Five principles for regulating the peer production economy
The attached paper was co-authored by R Street Executive Director Andrew Moylan.
Economic history over the last 200 years is largely the story of the industrial move from small-scale domestic production and piece work to systems dominated by economies of scale: factories, big businesses and multi-national corporations. But over just the past two decades, new technologies have radically altered this trend,disaggregating physical assets in space and time and employing digital platforms that allow for more individually tailored pricing, matching and exchange. Changes in the way we communicate and transact business have reduced economies of scale in some industries, shifting value to producers who have access to distributed capital.
In some cases, this shift has allowed small startups to threaten dominant market incumbents, as long-standing asset-intensive firms like car rental giants Avis and Hertz now must compete with new firms like RelayRides and Getaround that can tap the tens of millions of privately owned cars that currently sit idle in American driveways. Overall, the effect has been to eliminate many of the benefits of being big.

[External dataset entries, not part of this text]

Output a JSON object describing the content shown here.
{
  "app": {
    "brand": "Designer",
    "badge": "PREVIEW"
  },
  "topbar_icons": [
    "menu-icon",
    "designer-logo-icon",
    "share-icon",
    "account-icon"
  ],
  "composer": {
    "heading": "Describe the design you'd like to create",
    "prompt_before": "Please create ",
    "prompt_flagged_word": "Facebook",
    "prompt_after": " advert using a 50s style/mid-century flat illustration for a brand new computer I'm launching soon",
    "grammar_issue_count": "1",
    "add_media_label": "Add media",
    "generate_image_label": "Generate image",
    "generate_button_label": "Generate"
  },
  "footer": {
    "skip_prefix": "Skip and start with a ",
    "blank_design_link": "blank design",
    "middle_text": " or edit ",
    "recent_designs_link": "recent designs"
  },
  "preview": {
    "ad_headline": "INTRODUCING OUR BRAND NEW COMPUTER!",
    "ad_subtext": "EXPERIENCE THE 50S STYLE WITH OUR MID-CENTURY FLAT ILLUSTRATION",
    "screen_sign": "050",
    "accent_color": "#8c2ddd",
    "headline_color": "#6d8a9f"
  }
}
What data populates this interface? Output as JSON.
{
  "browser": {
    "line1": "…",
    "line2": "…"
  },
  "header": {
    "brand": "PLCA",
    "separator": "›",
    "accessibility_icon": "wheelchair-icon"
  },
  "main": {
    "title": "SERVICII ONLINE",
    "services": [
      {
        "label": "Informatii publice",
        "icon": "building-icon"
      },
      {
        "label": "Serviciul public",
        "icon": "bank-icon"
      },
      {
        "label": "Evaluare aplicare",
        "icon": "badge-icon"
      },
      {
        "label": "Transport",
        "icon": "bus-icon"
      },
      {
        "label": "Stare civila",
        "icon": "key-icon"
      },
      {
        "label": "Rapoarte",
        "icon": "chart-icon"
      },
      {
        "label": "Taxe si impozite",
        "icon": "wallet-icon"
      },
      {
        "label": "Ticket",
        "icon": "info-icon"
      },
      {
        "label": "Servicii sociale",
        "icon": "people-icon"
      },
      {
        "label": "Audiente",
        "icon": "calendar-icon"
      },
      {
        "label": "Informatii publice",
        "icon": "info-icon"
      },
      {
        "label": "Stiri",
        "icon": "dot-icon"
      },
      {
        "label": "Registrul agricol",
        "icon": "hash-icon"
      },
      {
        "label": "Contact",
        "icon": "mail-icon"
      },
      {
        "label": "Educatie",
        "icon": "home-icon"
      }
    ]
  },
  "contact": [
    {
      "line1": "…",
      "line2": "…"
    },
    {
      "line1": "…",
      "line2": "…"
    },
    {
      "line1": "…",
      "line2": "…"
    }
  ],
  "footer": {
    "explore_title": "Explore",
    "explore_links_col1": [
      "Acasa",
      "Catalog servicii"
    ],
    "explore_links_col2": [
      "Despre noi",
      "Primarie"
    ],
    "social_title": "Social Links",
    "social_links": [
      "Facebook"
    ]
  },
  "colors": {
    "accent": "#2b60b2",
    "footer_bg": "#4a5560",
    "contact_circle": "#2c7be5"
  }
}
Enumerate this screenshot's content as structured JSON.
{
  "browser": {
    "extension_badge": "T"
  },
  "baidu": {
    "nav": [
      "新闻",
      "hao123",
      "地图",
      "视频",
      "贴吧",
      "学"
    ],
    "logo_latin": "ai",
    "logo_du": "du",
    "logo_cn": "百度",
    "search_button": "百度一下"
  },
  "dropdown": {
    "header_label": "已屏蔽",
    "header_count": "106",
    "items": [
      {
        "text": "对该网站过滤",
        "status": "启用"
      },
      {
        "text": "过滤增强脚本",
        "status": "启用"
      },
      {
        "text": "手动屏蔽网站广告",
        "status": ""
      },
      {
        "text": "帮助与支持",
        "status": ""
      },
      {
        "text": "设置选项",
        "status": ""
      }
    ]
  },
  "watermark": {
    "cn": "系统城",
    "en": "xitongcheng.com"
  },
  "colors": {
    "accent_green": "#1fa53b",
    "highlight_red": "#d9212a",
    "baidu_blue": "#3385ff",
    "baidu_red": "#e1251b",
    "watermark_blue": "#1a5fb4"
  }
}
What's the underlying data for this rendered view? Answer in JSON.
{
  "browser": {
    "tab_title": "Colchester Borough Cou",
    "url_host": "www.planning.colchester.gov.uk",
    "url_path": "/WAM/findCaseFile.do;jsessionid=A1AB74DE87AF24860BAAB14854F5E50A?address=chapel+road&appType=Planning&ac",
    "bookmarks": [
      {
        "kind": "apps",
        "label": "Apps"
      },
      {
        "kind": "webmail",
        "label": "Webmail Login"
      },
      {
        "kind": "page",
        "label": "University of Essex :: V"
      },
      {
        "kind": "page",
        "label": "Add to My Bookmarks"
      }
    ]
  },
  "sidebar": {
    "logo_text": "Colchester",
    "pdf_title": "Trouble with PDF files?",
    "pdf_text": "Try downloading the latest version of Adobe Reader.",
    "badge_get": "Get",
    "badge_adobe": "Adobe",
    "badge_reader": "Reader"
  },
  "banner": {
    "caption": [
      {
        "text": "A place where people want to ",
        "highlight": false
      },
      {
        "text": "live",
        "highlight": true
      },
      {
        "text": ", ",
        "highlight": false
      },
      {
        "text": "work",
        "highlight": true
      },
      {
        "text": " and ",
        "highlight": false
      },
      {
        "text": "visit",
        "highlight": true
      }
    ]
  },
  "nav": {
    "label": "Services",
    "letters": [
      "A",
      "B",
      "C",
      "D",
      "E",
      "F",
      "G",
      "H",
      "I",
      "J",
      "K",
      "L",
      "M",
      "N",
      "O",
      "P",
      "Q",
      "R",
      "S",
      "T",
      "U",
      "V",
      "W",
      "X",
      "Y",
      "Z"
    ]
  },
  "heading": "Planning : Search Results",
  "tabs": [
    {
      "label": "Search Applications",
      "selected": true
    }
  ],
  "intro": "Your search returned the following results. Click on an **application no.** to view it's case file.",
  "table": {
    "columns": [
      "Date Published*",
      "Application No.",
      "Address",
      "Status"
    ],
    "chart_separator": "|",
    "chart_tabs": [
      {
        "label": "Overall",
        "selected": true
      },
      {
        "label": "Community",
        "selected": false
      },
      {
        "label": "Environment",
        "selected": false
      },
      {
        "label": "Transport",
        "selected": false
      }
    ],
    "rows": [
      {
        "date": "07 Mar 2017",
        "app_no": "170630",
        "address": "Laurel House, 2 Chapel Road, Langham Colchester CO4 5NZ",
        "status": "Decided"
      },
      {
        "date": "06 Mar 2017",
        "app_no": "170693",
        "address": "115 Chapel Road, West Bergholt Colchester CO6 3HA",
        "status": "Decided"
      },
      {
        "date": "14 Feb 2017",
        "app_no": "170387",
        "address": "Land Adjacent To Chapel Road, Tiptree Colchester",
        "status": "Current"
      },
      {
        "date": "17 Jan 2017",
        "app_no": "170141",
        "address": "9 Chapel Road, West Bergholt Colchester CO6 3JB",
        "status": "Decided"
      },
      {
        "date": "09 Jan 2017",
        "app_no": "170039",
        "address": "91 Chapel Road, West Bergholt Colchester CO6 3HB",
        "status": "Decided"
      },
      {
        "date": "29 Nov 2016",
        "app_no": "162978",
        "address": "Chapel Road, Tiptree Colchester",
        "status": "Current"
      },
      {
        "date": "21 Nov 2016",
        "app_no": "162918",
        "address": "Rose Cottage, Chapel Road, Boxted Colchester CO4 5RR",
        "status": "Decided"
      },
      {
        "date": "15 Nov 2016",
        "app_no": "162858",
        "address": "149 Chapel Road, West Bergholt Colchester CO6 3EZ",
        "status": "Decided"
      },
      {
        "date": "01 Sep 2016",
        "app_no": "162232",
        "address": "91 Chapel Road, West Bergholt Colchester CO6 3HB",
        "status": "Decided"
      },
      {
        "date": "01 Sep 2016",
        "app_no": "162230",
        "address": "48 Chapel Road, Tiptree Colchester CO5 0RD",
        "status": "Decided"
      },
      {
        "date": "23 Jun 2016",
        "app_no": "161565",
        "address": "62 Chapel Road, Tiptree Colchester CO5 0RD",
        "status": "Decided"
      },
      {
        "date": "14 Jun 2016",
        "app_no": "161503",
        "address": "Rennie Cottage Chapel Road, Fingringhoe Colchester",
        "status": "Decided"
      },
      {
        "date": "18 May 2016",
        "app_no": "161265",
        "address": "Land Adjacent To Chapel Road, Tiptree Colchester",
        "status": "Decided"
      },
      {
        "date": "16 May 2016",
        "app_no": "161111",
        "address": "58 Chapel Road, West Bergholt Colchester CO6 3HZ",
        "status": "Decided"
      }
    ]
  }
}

These changes have led not only to a greater diversity of products to meet niche demands, but to a panoply of divergent business models in sectors previously dominated by a just a handful of options, whether the consumer need is to find lodging or to get across town, to take just two notable examples.
As a result, there are more opportunities for individuals and small groups either to develop and build upon innovative ideas or to bring their marginal capital and/or labor into productive use. This phenomenon goes by a number of names, including the “sharing economy” and the “mesh economy.” We will use the phrase “peer production” as the hallmark of this emerging economic phenomenon. To be sure, the participants in this market aren’t necessarily peers, but we feel this label better describes the underlying dynamics. Peer production is not sharing, per se, nor is it a seamless mesh of production. Rather, it is about harnessing technological platforms to connect buyers and sellers who otherwise would not have connected, either because of supply- or demand-driven constraints.
Alas, the development of these new modes of doing business has been threatened by legislators and regulators — particularly on the state and local level — who in too many cases attempt to apply regulatory models developed in an earlier era to the individuals and small firms that are innovating through peer production. These actions do little to protect consumers, but rather they prevent innovative ideas from coming to market and keep potential service providers sidelined. Too often, the presumption is to “ban first; ask questions later.”
In exploring how to regulate new firms that shake up existing markets — especially those who develop entirely new business models — or what rules should apply to individuals who develop smartphone apps or rent out their power tools over the Web, legislators and regulators should step back and reexamine the first principles of consumer protection. Consumer-oriented regulation should be about providing basic standards to market players and should not serve as a barrier to entry, either for those who seek to compete with incumbent producers or for those with innovative ideas that redefine markets.
As the markets for peer production services evolve, it is the welfare of consumers that most concerns us and that should most concern policymakers. Innovation and “creative destruction,” as the economist Joseph Schumpeter termed it, are not prized because of their effects on incumbent producers, which are in many cases negative. Nor are they prized because of their “jobs created” or similar workforce metrics frequently espoused by politicians. Rather, they are valued because, from the perspective of the consumer, they improve on existing goods and services, reduce costs for households and create a host of new options to increase consumer utility.
In many cases, regulators charged with defending consumers’ interests instead work to protect incumbent producers from innovative market forces. This phenomenon, known as “regulatory capture” in public choice literature, not only impedes innovation and economic growth, but is profoundly unfair to consumers.